[[ TASK DATA, beginning ]]

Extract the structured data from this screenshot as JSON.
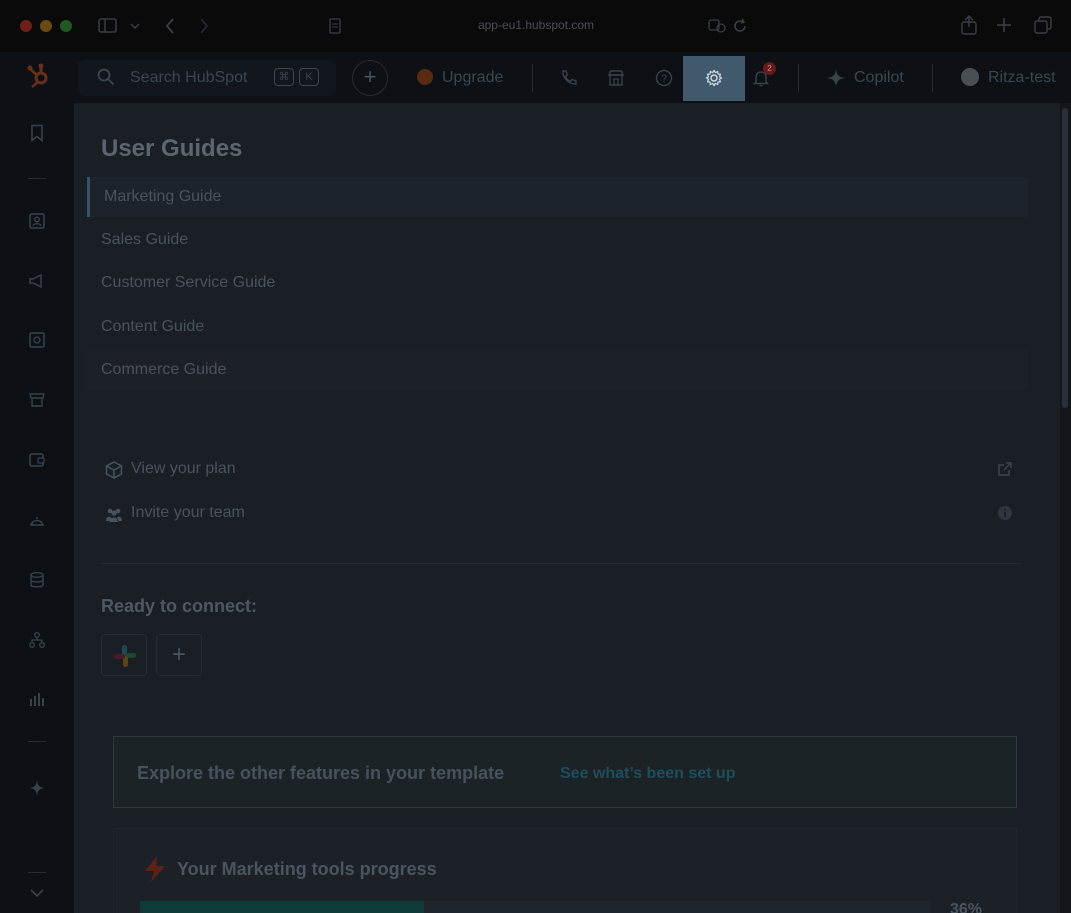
{
  "browser": {
    "url": "app-eu1.hubspot.com"
  },
  "topnav": {
    "search_placeholder": "Search HubSpot",
    "shortcut_keys": [
      "⌘",
      "K"
    ],
    "upgrade_label": "Upgrade",
    "notification_count": "2",
    "copilot_label": "Copilot",
    "account_label": "Ritza-test"
  },
  "guides": {
    "title": "User Guides",
    "items": [
      {
        "label": "Marketing Guide"
      },
      {
        "label": "Sales Guide"
      },
      {
        "label": "Customer Service Guide"
      },
      {
        "label": "Content Guide"
      },
      {
        "label": "Commerce Guide"
      }
    ]
  },
  "utilities": {
    "view_plan_label": "View your plan",
    "invite_team_label": "Invite your team"
  },
  "connect": {
    "title": "Ready to connect:"
  },
  "explore": {
    "text": "Explore the other features in your template",
    "link": "See what’s been set up"
  },
  "progress": {
    "title": "Your Marketing tools progress",
    "percent_label": "36%",
    "percent_value": 0.36
  },
  "colors": {
    "active_setting": "#40596d",
    "progress_fill": "#0e3b37"
  }
}
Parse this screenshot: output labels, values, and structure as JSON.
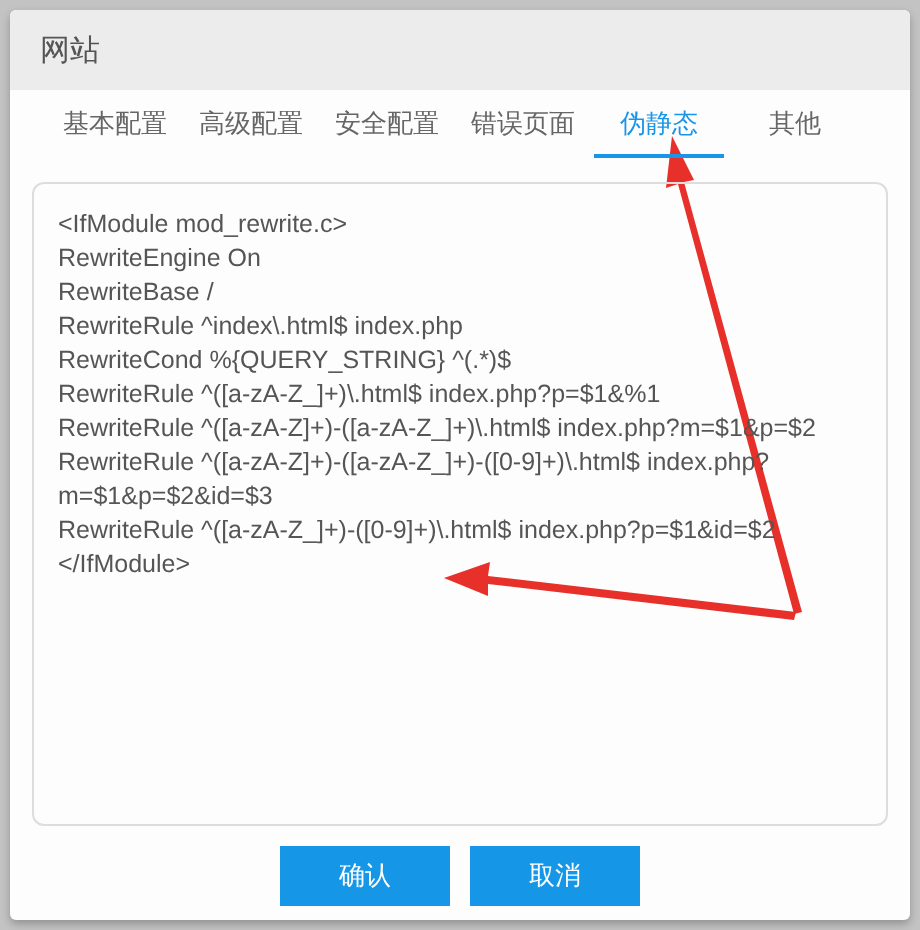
{
  "window": {
    "title": "网站"
  },
  "tabs": [
    {
      "label": "基本配置",
      "selected": false
    },
    {
      "label": "高级配置",
      "selected": false
    },
    {
      "label": "安全配置",
      "selected": false
    },
    {
      "label": "错误页面",
      "selected": false
    },
    {
      "label": "伪静态",
      "selected": true
    },
    {
      "label": "其他",
      "selected": false
    }
  ],
  "rewrite_rules": {
    "value": "<IfModule mod_rewrite.c>\nRewriteEngine On\nRewriteBase /\nRewriteRule ^index\\.html$ index.php\nRewriteCond %{QUERY_STRING} ^(.*)$\nRewriteRule ^([a-zA-Z_]+)\\.html$ index.php?p=$1&%1\nRewriteRule ^([a-zA-Z]+)-([a-zA-Z_]+)\\.html$ index.php?m=$1&p=$2\nRewriteRule ^([a-zA-Z]+)-([a-zA-Z_]+)-([0-9]+)\\.html$ index.php?m=$1&p=$2&id=$3\nRewriteRule ^([a-zA-Z_]+)-([0-9]+)\\.html$ index.php?p=$1&id=$2\n</IfModule>"
  },
  "buttons": [
    {
      "label": "确认",
      "kind": "primary"
    },
    {
      "label": "取消",
      "kind": "primary"
    }
  ]
}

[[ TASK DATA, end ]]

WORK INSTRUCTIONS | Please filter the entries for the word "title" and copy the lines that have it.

PROBLEM SOLUTION |
    "title": "User Guides",
    "title": "Ready to connect:"
    "title": "Your Marketing tools progress",
    "title": "网站"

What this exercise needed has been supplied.